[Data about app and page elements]
--------------------------------
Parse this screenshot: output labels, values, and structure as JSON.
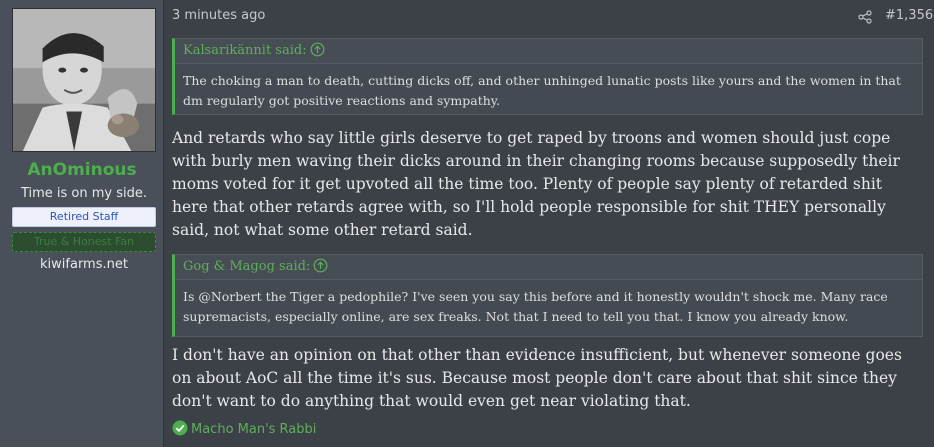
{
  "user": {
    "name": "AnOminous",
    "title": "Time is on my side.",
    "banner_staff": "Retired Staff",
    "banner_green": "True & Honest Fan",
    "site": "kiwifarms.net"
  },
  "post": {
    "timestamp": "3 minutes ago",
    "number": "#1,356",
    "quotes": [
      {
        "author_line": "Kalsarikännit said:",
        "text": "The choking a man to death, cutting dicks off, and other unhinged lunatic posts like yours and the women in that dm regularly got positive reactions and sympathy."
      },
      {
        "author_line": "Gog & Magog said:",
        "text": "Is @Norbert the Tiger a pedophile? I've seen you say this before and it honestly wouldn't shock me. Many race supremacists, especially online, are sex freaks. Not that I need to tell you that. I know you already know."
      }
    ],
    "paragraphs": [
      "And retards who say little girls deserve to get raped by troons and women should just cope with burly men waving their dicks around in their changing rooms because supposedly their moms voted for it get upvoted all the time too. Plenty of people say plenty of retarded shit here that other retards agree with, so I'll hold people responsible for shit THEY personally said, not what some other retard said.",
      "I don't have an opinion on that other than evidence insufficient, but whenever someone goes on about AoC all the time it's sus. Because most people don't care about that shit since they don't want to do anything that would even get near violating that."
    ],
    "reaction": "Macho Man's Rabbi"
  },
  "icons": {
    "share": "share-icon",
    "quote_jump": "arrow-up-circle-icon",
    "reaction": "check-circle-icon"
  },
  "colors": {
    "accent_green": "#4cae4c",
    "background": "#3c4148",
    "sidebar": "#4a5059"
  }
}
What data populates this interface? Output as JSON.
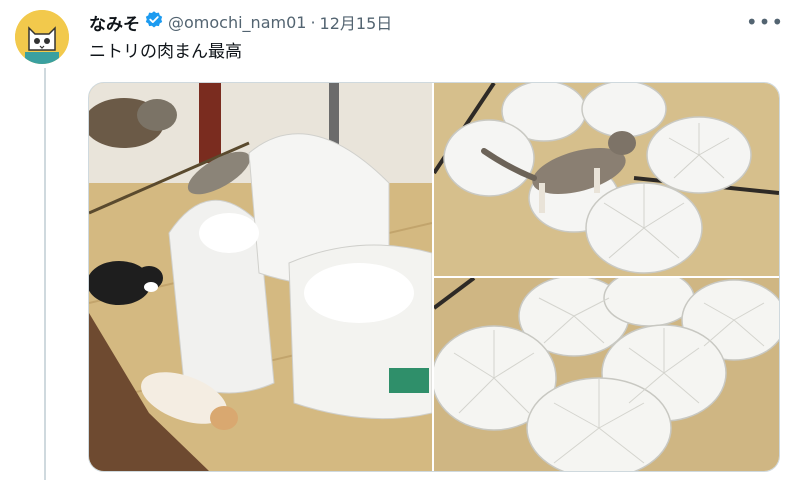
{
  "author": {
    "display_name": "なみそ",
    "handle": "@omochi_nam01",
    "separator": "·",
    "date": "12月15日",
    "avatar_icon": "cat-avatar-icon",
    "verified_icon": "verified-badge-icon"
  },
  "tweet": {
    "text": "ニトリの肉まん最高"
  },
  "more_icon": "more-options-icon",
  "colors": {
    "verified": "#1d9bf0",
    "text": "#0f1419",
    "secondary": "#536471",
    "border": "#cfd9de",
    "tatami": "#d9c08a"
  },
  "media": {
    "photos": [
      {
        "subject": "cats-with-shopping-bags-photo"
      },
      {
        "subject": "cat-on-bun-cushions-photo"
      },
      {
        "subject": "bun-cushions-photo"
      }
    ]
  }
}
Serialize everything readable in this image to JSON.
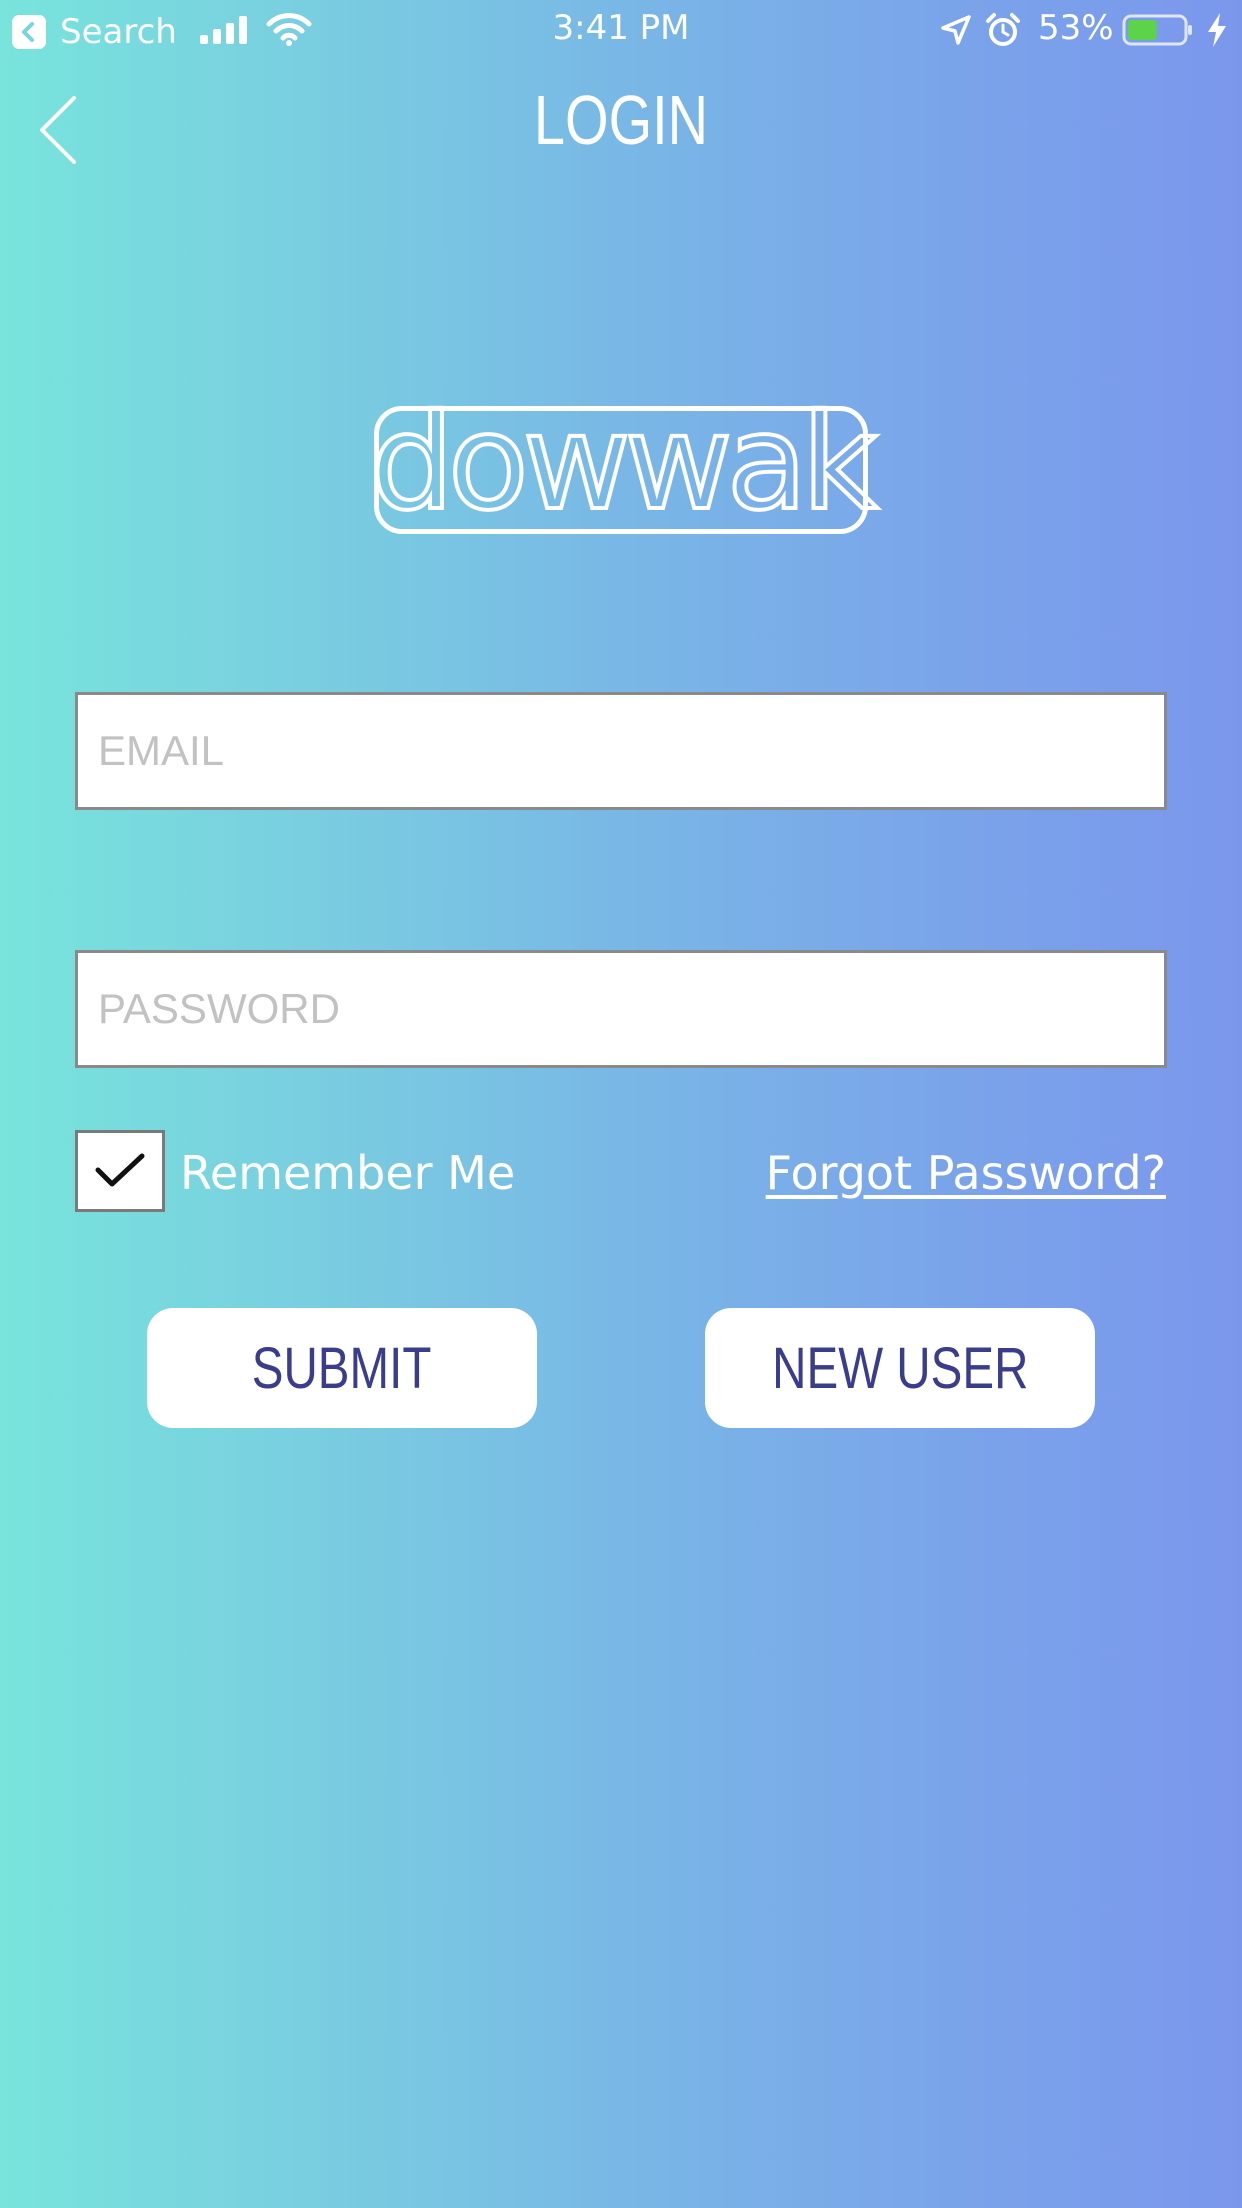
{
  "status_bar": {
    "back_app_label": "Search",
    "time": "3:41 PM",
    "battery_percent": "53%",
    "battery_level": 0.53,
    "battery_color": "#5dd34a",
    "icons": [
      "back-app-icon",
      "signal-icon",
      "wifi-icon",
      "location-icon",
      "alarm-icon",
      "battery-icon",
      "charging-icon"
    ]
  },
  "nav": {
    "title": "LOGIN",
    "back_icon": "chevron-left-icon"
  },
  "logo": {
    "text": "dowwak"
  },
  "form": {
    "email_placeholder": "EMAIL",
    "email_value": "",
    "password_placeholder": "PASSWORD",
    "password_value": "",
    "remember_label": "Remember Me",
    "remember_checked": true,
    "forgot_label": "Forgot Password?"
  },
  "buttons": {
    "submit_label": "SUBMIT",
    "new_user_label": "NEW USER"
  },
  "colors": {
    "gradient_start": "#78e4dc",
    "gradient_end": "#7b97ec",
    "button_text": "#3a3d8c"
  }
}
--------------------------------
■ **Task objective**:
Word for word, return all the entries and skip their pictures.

■ **Reply to the task**:
Parse this screenshot: output labels, values, and structure as JSON.
{
  "user": {
    "name": "AnOminous",
    "title": "Time is on my side.",
    "banner_staff": "Retired Staff",
    "banner_green": "True & Honest Fan",
    "site": "kiwifarms.net"
  },
  "post": {
    "timestamp": "3 minutes ago",
    "number": "#1,356",
    "quotes": [
      {
        "author_line": "Kalsarikännit said:",
        "text": "The choking a man to death, cutting dicks off, and other unhinged lunatic posts like yours and the women in that dm regularly got positive reactions and sympathy."
      },
      {
        "author_line": "Gog & Magog said:",
        "text": "Is @Norbert the Tiger a pedophile? I've seen you say this before and it honestly wouldn't shock me. Many race supremacists, especially online, are sex freaks. Not that I need to tell you that. I know you already know."
      }
    ],
    "paragraphs": [
      "And retards who say little girls deserve to get raped by troons and women should just cope with burly men waving their dicks around in their changing rooms because supposedly their moms voted for it get upvoted all the time too. Plenty of people say plenty of retarded shit here that other retards agree with, so I'll hold people responsible for shit THEY personally said, not what some other retard said.",
      "I don't have an opinion on that other than evidence insufficient, but whenever someone goes on about AoC all the time it's sus. Because most people don't care about that shit since they don't want to do anything that would even get near violating that."
    ],
    "reaction": "Macho Man's Rabbi"
  },
  "icons": {
    "share": "share-icon",
    "quote_jump": "arrow-up-circle-icon",
    "reaction": "check-circle-icon"
  },
  "colors": {
    "accent_green": "#4cae4c",
    "background": "#3c4148",
    "sidebar": "#4a5059"
  }
}
What data populates this interface? Output as JSON.
{
  "author": {
    "display_name": "なみそ",
    "handle": "@omochi_nam01",
    "separator": "·",
    "date": "12月15日",
    "avatar_icon": "cat-avatar-icon",
    "verified_icon": "verified-badge-icon"
  },
  "tweet": {
    "text": "ニトリの肉まん最高"
  },
  "more_icon": "more-options-icon",
  "colors": {
    "verified": "#1d9bf0",
    "text": "#0f1419",
    "secondary": "#536471",
    "border": "#cfd9de",
    "tatami": "#d9c08a"
  },
  "media": {
    "photos": [
      {
        "subject": "cats-with-shopping-bags-photo"
      },
      {
        "subject": "cat-on-bun-cushions-photo"
      },
      {
        "subject": "bun-cushions-photo"
      }
    ]
  }
}
Serialize everything readable in this image to JSON.
{
  "status_bar": {
    "back_app_label": "Search",
    "time": "3:41 PM",
    "battery_percent": "53%",
    "battery_level": 0.53,
    "battery_color": "#5dd34a",
    "icons": [
      "back-app-icon",
      "signal-icon",
      "wifi-icon",
      "location-icon",
      "alarm-icon",
      "battery-icon",
      "charging-icon"
    ]
  },
  "nav": {
    "title": "LOGIN",
    "back_icon": "chevron-left-icon"
  },
  "logo": {
    "text": "dowwak"
  },
  "form": {
    "email_placeholder": "EMAIL",
    "email_value": "",
    "password_placeholder": "PASSWORD",
    "password_value": "",
    "remember_label": "Remember Me",
    "remember_checked": true,
    "forgot_label": "Forgot Password?"
  },
  "buttons": {
    "submit_label": "SUBMIT",
    "new_user_label": "NEW USER"
  },
  "colors": {
    "gradient_start": "#78e4dc",
    "gradient_end": "#7b97ec",
    "button_text": "#3a3d8c"
  }
}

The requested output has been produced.